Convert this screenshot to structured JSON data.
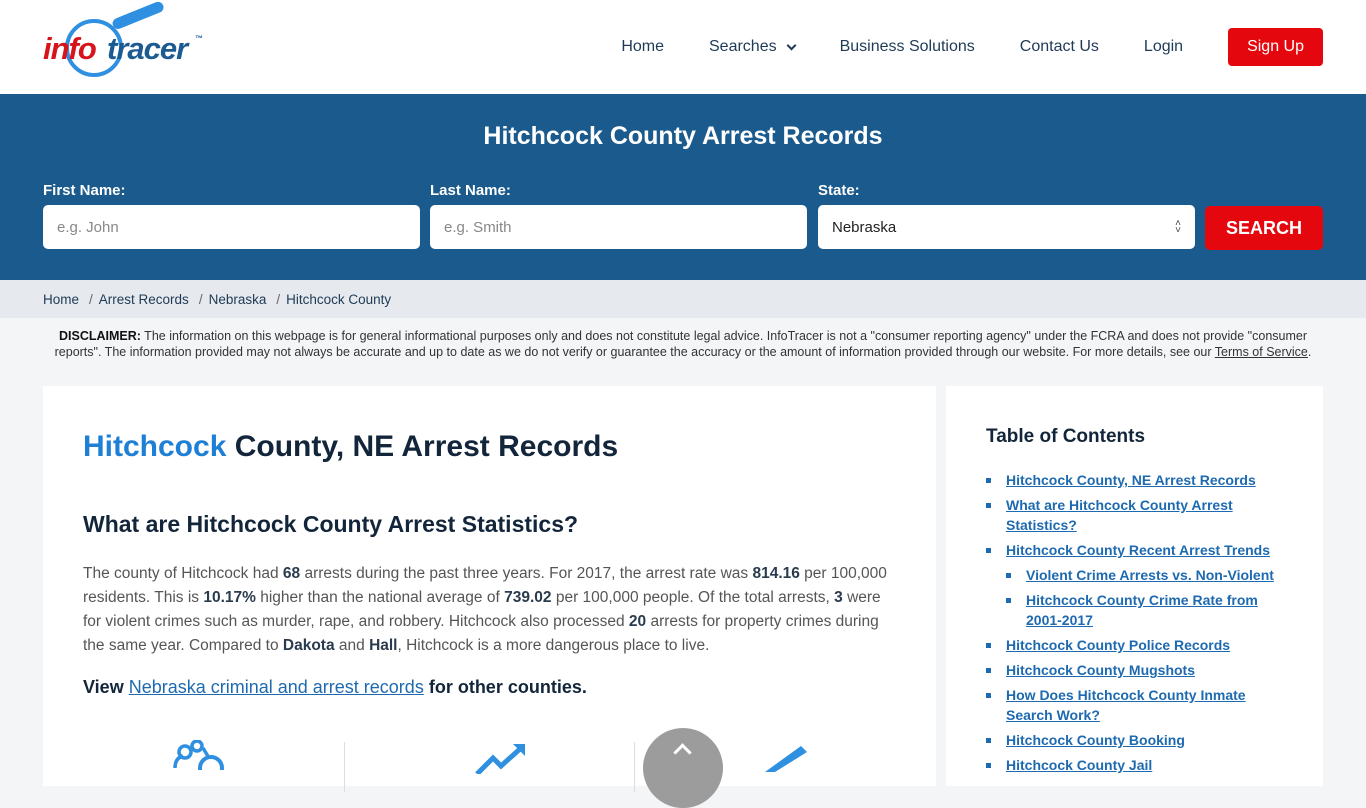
{
  "header": {
    "logo": {
      "part1": "info",
      "part2": "tracer",
      "tm": "™"
    },
    "nav": [
      {
        "label": "Home"
      },
      {
        "label": "Searches",
        "has_dropdown": true
      },
      {
        "label": "Business Solutions"
      },
      {
        "label": "Contact Us"
      },
      {
        "label": "Login"
      }
    ],
    "signup_label": "Sign Up"
  },
  "search": {
    "title": "Hitchcock County Arrest Records",
    "first_name": {
      "label": "First Name:",
      "placeholder": "e.g. John",
      "value": ""
    },
    "last_name": {
      "label": "Last Name:",
      "placeholder": "e.g. Smith",
      "value": ""
    },
    "state": {
      "label": "State:",
      "value": "Nebraska"
    },
    "button_label": "SEARCH"
  },
  "breadcrumb": [
    "Home",
    "Arrest Records",
    "Nebraska",
    "Hitchcock County"
  ],
  "disclaimer": {
    "label": "DISCLAIMER:",
    "text": " The information on this webpage is for general informational purposes only and does not constitute legal advice. InfoTracer is not a \"consumer reporting agency\" under the FCRA and does not provide \"consumer reports\". The information provided may not always be accurate and up to date as we do not verify or guarantee the accuracy or the amount of information provided through our website. For more details, see our ",
    "link": "Terms of Service",
    "end": "."
  },
  "main": {
    "title_highlight": "Hitchcock",
    "title_rest": " County, NE Arrest Records",
    "stats_heading": "What are Hitchcock County Arrest Statistics?",
    "paragraph": {
      "t1": "The county of Hitchcock had ",
      "arrests": "68",
      "t2": " arrests during the past three years. For 2017, the arrest rate was ",
      "rate": "814.16",
      "t3": " per 100,000 residents. This is ",
      "pct": "10.17%",
      "t4": " higher than the national average of ",
      "national": "739.02",
      "t5": " per 100,000 people. Of the total arrests, ",
      "violent": "3",
      "t6": " were for violent crimes such as murder, rape, and robbery. Hitchcock also processed ",
      "property": "20",
      "t7": " arrests for property crimes during the same year. Compared to ",
      "c1": "Dakota",
      "t8": " and ",
      "c2": "Hall",
      "t9": ", Hitchcock is a more dangerous place to live."
    },
    "view_line": {
      "prefix": "View ",
      "link": "Nebraska criminal and arrest records",
      "suffix": " for other counties."
    },
    "stat_icons": [
      "handcuffs-icon",
      "trend-up-icon",
      "gun-icon"
    ]
  },
  "toc": {
    "title": "Table of Contents",
    "items": [
      {
        "label": "Hitchcock County, NE Arrest Records",
        "level": 1
      },
      {
        "label": "What are Hitchcock County Arrest Statistics?",
        "level": 1
      },
      {
        "label": "Hitchcock County Recent Arrest Trends",
        "level": 1
      },
      {
        "label": "Violent Crime Arrests vs. Non-Violent",
        "level": 2
      },
      {
        "label": "Hitchcock County Crime Rate from 2001-2017",
        "level": 2
      },
      {
        "label": "Hitchcock County Police Records",
        "level": 1
      },
      {
        "label": "Hitchcock County Mugshots",
        "level": 1
      },
      {
        "label": "How Does Hitchcock County Inmate Search Work?",
        "level": 1
      },
      {
        "label": "Hitchcock County Booking",
        "level": 1
      },
      {
        "label": "Hitchcock County Jail",
        "level": 1
      }
    ]
  },
  "colors": {
    "brand_blue": "#1b5a8c",
    "accent_red": "#e4080e",
    "link_blue": "#1e6ab0",
    "highlight_blue": "#1e7fd6"
  }
}
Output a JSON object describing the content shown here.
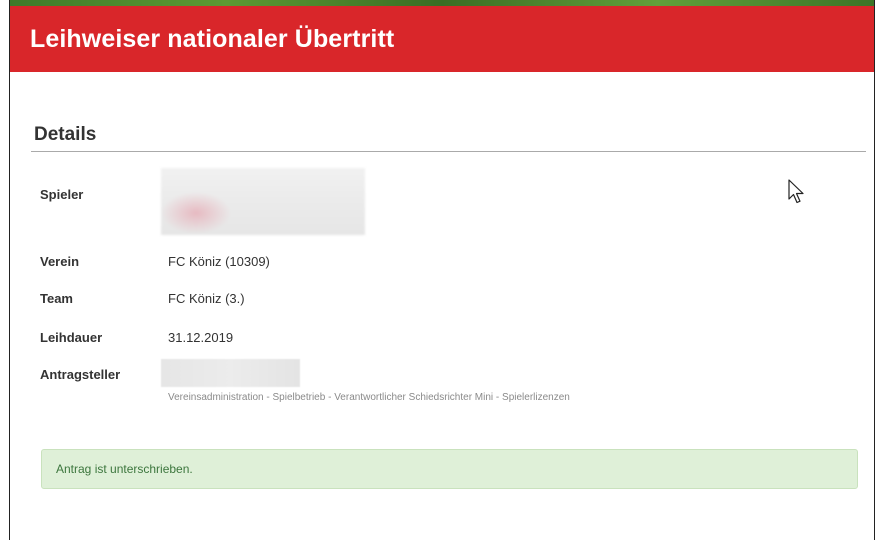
{
  "header": {
    "title": "Leihweiser nationaler Übertritt",
    "accent_color": "#d9262a"
  },
  "details": {
    "section_title": "Details",
    "rows": [
      {
        "label": "Spieler",
        "value": ""
      },
      {
        "label": "Verein",
        "value": "FC Köniz (10309)"
      },
      {
        "label": "Team",
        "value": "FC Köniz (3.)"
      },
      {
        "label": "Leihdauer",
        "value": "31.12.2019"
      },
      {
        "label": "Antragsteller",
        "value": ""
      }
    ],
    "applicant_roles": "Vereinsadministration - Spielbetrieb - Verantwortlicher Schiedsrichter Mini - Spielerlizenzen"
  },
  "status": {
    "message": "Antrag ist unterschrieben.",
    "color": "#3c763d"
  },
  "icons": {
    "cursor": "mouse-pointer-icon"
  }
}
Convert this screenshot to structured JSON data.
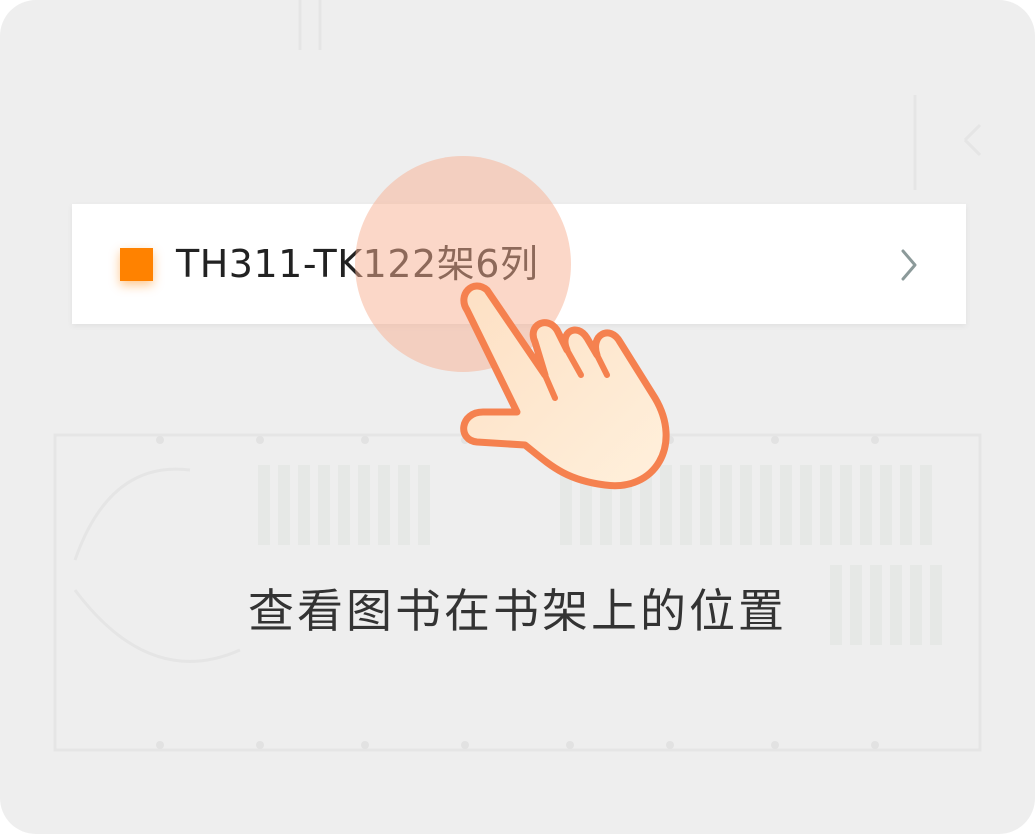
{
  "location_item": {
    "label": "TH311-TK122架6列",
    "marker_color": "#ff8200",
    "chevron_icon": "chevron-right-icon"
  },
  "tap_indicator": {
    "icon": "pointing-hand-icon",
    "circle_color": "#f8af91"
  },
  "caption": "查看图书在书架上的位置",
  "colors": {
    "background": "#eeeeee",
    "row_background": "#ffffff",
    "text": "#222222"
  }
}
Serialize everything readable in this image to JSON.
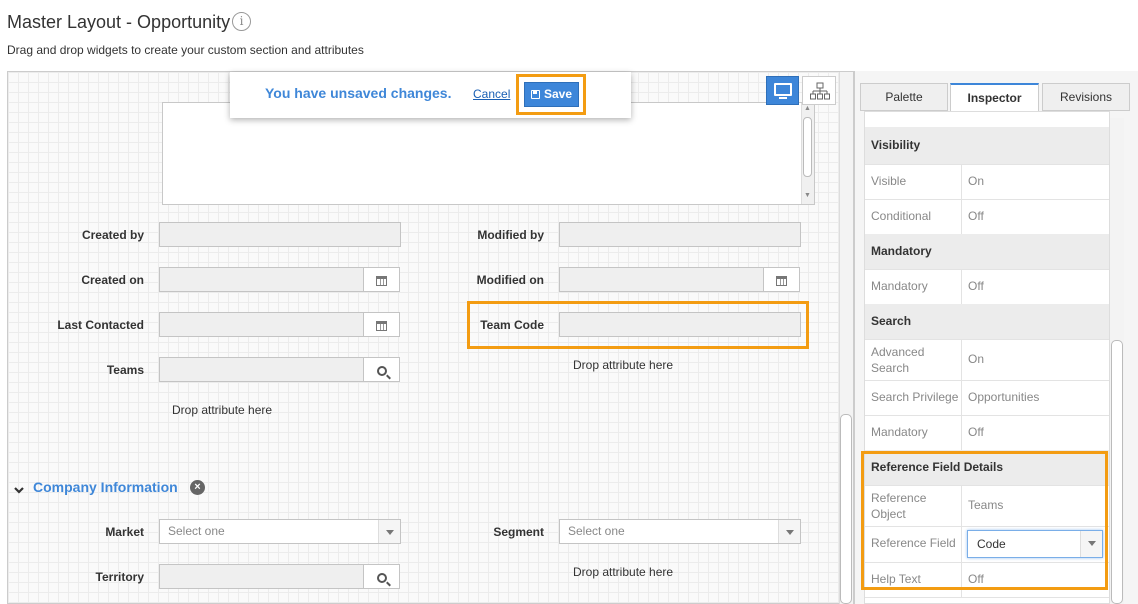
{
  "header": {
    "title": "Master Layout - Opportunity",
    "info_glyph": "i",
    "subtitle": "Drag and drop widgets to create your custom section and attributes"
  },
  "banner": {
    "message": "You have unsaved changes.",
    "cancel_label": "Cancel",
    "save_label": "Save"
  },
  "fields_left": [
    {
      "label": "Created by"
    },
    {
      "label": "Created on",
      "addon": "calendar-icon"
    },
    {
      "label": "Last Contacted",
      "addon": "calendar-icon"
    },
    {
      "label": "Teams",
      "addon": "search-icon"
    }
  ],
  "fields_right": [
    {
      "label": "Modified by"
    },
    {
      "label": "Modified on",
      "addon": "calendar-icon"
    },
    {
      "label": "Team Code"
    }
  ],
  "drop_attribute_text": "Drop attribute here",
  "company_section": {
    "title": "Company Information",
    "remove_glyph": "×",
    "market_label": "Market",
    "market_placeholder": "Select one",
    "segment_label": "Segment",
    "segment_placeholder": "Select one",
    "territory_label": "Territory"
  },
  "panel": {
    "tabs": [
      "Palette",
      "Inspector",
      "Revisions"
    ],
    "active_tab": "Inspector",
    "inspector": {
      "visibility_header": "Visibility",
      "visible_key": "Visible",
      "visible_val": "On",
      "conditional_key": "Conditional",
      "conditional_val": "Off",
      "mandatory_header": "Mandatory",
      "mandatory_key": "Mandatory",
      "mandatory_val": "Off",
      "search_header": "Search",
      "adv_search_key_1": "Advanced",
      "adv_search_key_2": "Search",
      "adv_search_val": "On",
      "search_priv_key": "Search Privilege",
      "search_priv_val": "Opportunities",
      "search_mand_key": "Mandatory",
      "search_mand_val": "Off",
      "ref_header": "Reference Field Details",
      "ref_obj_key_1": "Reference",
      "ref_obj_key_2": "Object",
      "ref_obj_val": "Teams",
      "ref_field_key": "Reference Field",
      "ref_field_val": "Code",
      "help_key": "Help Text",
      "help_val": "Off"
    }
  },
  "colors": {
    "accent": "#3d86d9",
    "highlight_outline": "#f39c12",
    "section_title": "#3f87d8"
  }
}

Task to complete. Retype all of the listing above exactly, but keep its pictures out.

Written answer.
Convert this screenshot to structured JSON data.
{
  "header": {
    "logo": {
      "part1": "info",
      "part2": "tracer",
      "tm": "™"
    },
    "nav": [
      {
        "label": "Home"
      },
      {
        "label": "Searches",
        "has_dropdown": true
      },
      {
        "label": "Business Solutions"
      },
      {
        "label": "Contact Us"
      },
      {
        "label": "Login"
      }
    ],
    "signup_label": "Sign Up"
  },
  "search": {
    "title": "Hitchcock County Arrest Records",
    "first_name": {
      "label": "First Name:",
      "placeholder": "e.g. John",
      "value": ""
    },
    "last_name": {
      "label": "Last Name:",
      "placeholder": "e.g. Smith",
      "value": ""
    },
    "state": {
      "label": "State:",
      "value": "Nebraska"
    },
    "button_label": "SEARCH"
  },
  "breadcrumb": [
    "Home",
    "Arrest Records",
    "Nebraska",
    "Hitchcock County"
  ],
  "disclaimer": {
    "label": "DISCLAIMER:",
    "text": " The information on this webpage is for general informational purposes only and does not constitute legal advice. InfoTracer is not a \"consumer reporting agency\" under the FCRA and does not provide \"consumer reports\". The information provided may not always be accurate and up to date as we do not verify or guarantee the accuracy or the amount of information provided through our website. For more details, see our ",
    "link": "Terms of Service",
    "end": "."
  },
  "main": {
    "title_highlight": "Hitchcock",
    "title_rest": " County, NE Arrest Records",
    "stats_heading": "What are Hitchcock County Arrest Statistics?",
    "paragraph": {
      "t1": "The county of Hitchcock had ",
      "arrests": "68",
      "t2": " arrests during the past three years. For 2017, the arrest rate was ",
      "rate": "814.16",
      "t3": " per 100,000 residents. This is ",
      "pct": "10.17%",
      "t4": " higher than the national average of ",
      "national": "739.02",
      "t5": " per 100,000 people. Of the total arrests, ",
      "violent": "3",
      "t6": " were for violent crimes such as murder, rape, and robbery. Hitchcock also processed ",
      "property": "20",
      "t7": " arrests for property crimes during the same year. Compared to ",
      "c1": "Dakota",
      "t8": " and ",
      "c2": "Hall",
      "t9": ", Hitchcock is a more dangerous place to live."
    },
    "view_line": {
      "prefix": "View ",
      "link": "Nebraska criminal and arrest records",
      "suffix": " for other counties."
    },
    "stat_icons": [
      "handcuffs-icon",
      "trend-up-icon",
      "gun-icon"
    ]
  },
  "toc": {
    "title": "Table of Contents",
    "items": [
      {
        "label": "Hitchcock County, NE Arrest Records",
        "level": 1
      },
      {
        "label": "What are Hitchcock County Arrest Statistics?",
        "level": 1
      },
      {
        "label": "Hitchcock County Recent Arrest Trends",
        "level": 1
      },
      {
        "label": "Violent Crime Arrests vs. Non-Violent",
        "level": 2
      },
      {
        "label": "Hitchcock County Crime Rate from 2001-2017",
        "level": 2
      },
      {
        "label": "Hitchcock County Police Records",
        "level": 1
      },
      {
        "label": "Hitchcock County Mugshots",
        "level": 1
      },
      {
        "label": "How Does Hitchcock County Inmate Search Work?",
        "level": 1
      },
      {
        "label": "Hitchcock County Booking",
        "level": 1
      },
      {
        "label": "Hitchcock County Jail",
        "level": 1
      }
    ]
  },
  "colors": {
    "brand_blue": "#1b5a8c",
    "accent_red": "#e4080e",
    "link_blue": "#1e6ab0",
    "highlight_blue": "#1e7fd6"
  }
}
Output a JSON object describing the content shown here.
{
  "header": {
    "title": "Leihweiser nationaler Übertritt",
    "accent_color": "#d9262a"
  },
  "details": {
    "section_title": "Details",
    "rows": [
      {
        "label": "Spieler",
        "value": ""
      },
      {
        "label": "Verein",
        "value": "FC Köniz (10309)"
      },
      {
        "label": "Team",
        "value": "FC Köniz (3.)"
      },
      {
        "label": "Leihdauer",
        "value": "31.12.2019"
      },
      {
        "label": "Antragsteller",
        "value": ""
      }
    ],
    "applicant_roles": "Vereinsadministration - Spielbetrieb - Verantwortlicher Schiedsrichter Mini - Spielerlizenzen"
  },
  "status": {
    "message": "Antrag ist unterschrieben.",
    "color": "#3c763d"
  },
  "icons": {
    "cursor": "mouse-pointer-icon"
  }
}
Convert this screenshot to structured JSON data.
{
  "location_item": {
    "label": "TH311-TK122架6列",
    "marker_color": "#ff8200",
    "chevron_icon": "chevron-right-icon"
  },
  "tap_indicator": {
    "icon": "pointing-hand-icon",
    "circle_color": "#f8af91"
  },
  "caption": "查看图书在书架上的位置",
  "colors": {
    "background": "#eeeeee",
    "row_background": "#ffffff",
    "text": "#222222"
  }
}
Serialize everything readable in this image to JSON.
{
  "header": {
    "title": "Master Layout - Opportunity",
    "info_glyph": "i",
    "subtitle": "Drag and drop widgets to create your custom section and attributes"
  },
  "banner": {
    "message": "You have unsaved changes.",
    "cancel_label": "Cancel",
    "save_label": "Save"
  },
  "fields_left": [
    {
      "label": "Created by"
    },
    {
      "label": "Created on",
      "addon": "calendar-icon"
    },
    {
      "label": "Last Contacted",
      "addon": "calendar-icon"
    },
    {
      "label": "Teams",
      "addon": "search-icon"
    }
  ],
  "fields_right": [
    {
      "label": "Modified by"
    },
    {
      "label": "Modified on",
      "addon": "calendar-icon"
    },
    {
      "label": "Team Code"
    }
  ],
  "drop_attribute_text": "Drop attribute here",
  "company_section": {
    "title": "Company Information",
    "remove_glyph": "×",
    "market_label": "Market",
    "market_placeholder": "Select one",
    "segment_label": "Segment",
    "segment_placeholder": "Select one",
    "territory_label": "Territory"
  },
  "panel": {
    "tabs": [
      "Palette",
      "Inspector",
      "Revisions"
    ],
    "active_tab": "Inspector",
    "inspector": {
      "visibility_header": "Visibility",
      "visible_key": "Visible",
      "visible_val": "On",
      "conditional_key": "Conditional",
      "conditional_val": "Off",
      "mandatory_header": "Mandatory",
      "mandatory_key": "Mandatory",
      "mandatory_val": "Off",
      "search_header": "Search",
      "adv_search_key_1": "Advanced",
      "adv_search_key_2": "Search",
      "adv_search_val": "On",
      "search_priv_key": "Search Privilege",
      "search_priv_val": "Opportunities",
      "search_mand_key": "Mandatory",
      "search_mand_val": "Off",
      "ref_header": "Reference Field Details",
      "ref_obj_key_1": "Reference",
      "ref_obj_key_2": "Object",
      "ref_obj_val": "Teams",
      "ref_field_key": "Reference Field",
      "ref_field_val": "Code",
      "help_key": "Help Text",
      "help_val": "Off"
    }
  },
  "colors": {
    "accent": "#3d86d9",
    "highlight_outline": "#f39c12",
    "section_title": "#3f87d8"
  }
}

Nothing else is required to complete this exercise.